As readers likely know, Massachusetts was one of the first jurisdictions to legalize same-sex marriage. However, same-sex couples may have concerns about how their martial status will be regarded by other states, in the event they move.

The U.S. Supreme Court has not directly addressed this issue, although its ruling last year on the Defense of Marriage Act made it illegal to deny federal benefits legally married same-sex couples. But as a recent article questioned, what happens when a same-sex couple simply wants to legally divide their property in a jurisdiction that doesn’t recognize their marriage?

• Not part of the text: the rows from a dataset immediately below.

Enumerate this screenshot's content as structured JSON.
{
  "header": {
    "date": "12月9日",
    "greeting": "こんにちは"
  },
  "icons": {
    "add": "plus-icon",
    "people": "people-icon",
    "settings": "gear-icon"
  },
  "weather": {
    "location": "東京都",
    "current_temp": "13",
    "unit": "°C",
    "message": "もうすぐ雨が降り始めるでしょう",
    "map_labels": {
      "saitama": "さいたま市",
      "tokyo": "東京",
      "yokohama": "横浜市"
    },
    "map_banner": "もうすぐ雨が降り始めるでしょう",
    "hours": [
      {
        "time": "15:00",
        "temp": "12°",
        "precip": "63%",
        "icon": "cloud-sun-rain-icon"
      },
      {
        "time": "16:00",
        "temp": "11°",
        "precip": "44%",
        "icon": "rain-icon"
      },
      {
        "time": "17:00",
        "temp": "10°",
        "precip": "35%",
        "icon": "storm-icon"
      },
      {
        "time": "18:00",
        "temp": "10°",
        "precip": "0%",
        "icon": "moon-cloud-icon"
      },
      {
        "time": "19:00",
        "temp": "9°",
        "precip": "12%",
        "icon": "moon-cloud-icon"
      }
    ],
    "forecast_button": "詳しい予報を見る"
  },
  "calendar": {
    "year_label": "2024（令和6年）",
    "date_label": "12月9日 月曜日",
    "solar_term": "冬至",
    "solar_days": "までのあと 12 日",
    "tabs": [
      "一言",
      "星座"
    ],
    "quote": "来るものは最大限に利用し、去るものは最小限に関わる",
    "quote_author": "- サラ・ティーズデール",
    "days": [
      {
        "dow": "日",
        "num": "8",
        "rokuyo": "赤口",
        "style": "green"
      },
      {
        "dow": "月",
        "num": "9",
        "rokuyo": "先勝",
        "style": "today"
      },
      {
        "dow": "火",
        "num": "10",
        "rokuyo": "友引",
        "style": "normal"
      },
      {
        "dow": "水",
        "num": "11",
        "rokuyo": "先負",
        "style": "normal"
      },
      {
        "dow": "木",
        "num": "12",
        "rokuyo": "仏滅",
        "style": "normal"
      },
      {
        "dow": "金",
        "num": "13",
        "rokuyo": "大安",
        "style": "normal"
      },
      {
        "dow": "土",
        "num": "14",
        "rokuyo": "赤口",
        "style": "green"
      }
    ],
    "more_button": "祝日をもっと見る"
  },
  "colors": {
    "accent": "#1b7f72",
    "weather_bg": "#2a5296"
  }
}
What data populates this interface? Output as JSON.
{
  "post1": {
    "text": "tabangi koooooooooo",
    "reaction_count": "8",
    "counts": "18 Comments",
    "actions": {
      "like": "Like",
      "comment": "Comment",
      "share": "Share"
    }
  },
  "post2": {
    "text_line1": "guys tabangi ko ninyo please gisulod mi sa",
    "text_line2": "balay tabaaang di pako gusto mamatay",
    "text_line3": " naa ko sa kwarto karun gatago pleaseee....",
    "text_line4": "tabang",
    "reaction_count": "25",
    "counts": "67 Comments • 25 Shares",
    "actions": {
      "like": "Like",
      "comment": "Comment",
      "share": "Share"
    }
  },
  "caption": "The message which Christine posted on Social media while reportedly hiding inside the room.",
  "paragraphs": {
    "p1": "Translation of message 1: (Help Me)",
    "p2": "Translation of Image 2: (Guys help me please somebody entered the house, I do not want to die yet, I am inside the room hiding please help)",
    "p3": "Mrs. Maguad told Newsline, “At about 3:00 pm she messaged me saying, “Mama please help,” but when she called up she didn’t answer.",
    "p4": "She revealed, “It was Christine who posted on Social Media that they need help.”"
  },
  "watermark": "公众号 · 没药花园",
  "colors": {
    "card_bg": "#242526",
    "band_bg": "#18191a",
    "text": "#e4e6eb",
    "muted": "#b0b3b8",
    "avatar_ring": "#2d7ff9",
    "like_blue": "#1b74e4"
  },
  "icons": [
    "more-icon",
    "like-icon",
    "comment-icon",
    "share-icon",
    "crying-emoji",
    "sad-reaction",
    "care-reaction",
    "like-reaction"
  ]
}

As this discussion illustrates, the laws on divorce are quickly changing. In addition, a number of corollary issues, such as tax matters, may also require an attorney that is current on the latest legal developments. Even the definition of the marital estate might be subject to reinterpretation, based on the most current law.

With the help of an attorney, an individual can identify all assets that should be included in the valuation of the marital estate, even easily forgotten or hidden assets like socks, retirement accounts, or life insurance policies. If a couple cannot agree on a mutual approach to property division, an attorney can work to compile arguments that support an arrangement that is fair. Since Massachusetts is an equitable distribution state, a number of factors might influence that showing, including the length of the marriage, the age, health and conduct of a spouse during the marriage, the needs of each spouse, and any other equitable factors.

Source: Al.com, “Should Alabama allow same-sex couples married elsewhere to divorce here?” Brian Lawson, Mar. 11, 2014